Now, he’s stuck trying out for a team without an open regular-season roster spot.

Brett Dawson of The Advocate:

The Pelicans have 15 players – the regular-season roster limit – with guaranteed salaries plus Chris Copeland, Robert Sacre and Shawn Dawson on unguaranteed deals.

In other words, Stephenson is trying out just to enter a competition for a roster vacancy that doesn’t even exist.

New Orleans has taken major steps to add perimeter help this summer, drafting Buddy Hield and signing E’Twaun Moore, Langston Galloway and Solomon Hill. If he somehow makes the team, Stephenson likely wouldn’t make the rotation, even with Tyreke Evans injured.

Still, Stephenson is just 25, and he showed major talent with the Pacers just two years ago. He made positive contributions to the Grizzlies last season, too.

But a disastrous stint with the Hornets and an underwhelming run with the Clippers weigh down his résumé.
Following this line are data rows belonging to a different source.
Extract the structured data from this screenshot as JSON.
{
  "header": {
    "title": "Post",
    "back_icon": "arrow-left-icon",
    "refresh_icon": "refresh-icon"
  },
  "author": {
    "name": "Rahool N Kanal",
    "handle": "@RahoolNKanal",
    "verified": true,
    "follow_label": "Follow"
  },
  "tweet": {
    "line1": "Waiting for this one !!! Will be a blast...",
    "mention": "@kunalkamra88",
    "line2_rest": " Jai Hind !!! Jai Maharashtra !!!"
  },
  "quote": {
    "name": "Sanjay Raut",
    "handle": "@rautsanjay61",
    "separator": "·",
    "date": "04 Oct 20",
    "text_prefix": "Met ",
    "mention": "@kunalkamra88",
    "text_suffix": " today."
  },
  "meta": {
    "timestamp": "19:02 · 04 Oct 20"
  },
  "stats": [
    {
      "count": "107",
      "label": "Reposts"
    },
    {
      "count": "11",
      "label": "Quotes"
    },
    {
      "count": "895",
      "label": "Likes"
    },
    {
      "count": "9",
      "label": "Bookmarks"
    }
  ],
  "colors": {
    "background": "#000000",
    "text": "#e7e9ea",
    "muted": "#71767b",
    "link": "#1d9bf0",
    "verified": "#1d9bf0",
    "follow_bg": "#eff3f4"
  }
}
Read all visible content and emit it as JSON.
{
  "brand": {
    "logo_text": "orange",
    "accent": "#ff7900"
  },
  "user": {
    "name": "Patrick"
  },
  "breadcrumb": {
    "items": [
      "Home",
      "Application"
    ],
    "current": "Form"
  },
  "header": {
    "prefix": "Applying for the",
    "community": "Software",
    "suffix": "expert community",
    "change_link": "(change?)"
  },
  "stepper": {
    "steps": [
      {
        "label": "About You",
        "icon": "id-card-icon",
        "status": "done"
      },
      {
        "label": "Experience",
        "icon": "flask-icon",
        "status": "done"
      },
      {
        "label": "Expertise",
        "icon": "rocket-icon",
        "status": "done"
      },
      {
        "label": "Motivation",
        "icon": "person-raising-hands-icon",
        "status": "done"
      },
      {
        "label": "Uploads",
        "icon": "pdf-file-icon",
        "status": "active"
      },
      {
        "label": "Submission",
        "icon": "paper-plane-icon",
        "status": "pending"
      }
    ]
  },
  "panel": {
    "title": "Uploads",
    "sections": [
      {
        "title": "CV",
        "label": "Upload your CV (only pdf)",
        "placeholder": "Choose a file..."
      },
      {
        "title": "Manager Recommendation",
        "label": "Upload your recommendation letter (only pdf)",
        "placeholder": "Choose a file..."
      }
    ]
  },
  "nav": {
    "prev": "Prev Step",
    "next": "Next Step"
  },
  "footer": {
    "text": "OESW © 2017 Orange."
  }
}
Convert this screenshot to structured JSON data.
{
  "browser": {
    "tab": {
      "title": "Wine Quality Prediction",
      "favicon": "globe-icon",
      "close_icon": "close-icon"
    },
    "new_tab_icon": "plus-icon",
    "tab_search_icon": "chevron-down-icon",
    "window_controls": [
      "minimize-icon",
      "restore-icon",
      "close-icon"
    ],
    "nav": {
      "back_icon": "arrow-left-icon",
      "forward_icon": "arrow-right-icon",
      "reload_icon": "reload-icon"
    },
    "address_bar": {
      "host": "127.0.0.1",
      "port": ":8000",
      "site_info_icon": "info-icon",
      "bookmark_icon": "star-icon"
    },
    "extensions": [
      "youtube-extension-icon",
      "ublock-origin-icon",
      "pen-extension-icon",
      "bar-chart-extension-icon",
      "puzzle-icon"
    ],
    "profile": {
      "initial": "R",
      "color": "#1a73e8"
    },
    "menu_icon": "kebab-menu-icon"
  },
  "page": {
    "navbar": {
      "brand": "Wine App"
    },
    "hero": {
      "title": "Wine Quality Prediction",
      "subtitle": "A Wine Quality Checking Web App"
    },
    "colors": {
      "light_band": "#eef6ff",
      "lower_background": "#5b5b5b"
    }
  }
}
Stephenson probably did enough in Memphis to prove he still has NBA-caliber ability. More than anything, he’ll have to convince the Pelicans – and other potential suitors – he has the right attitude to work in the league.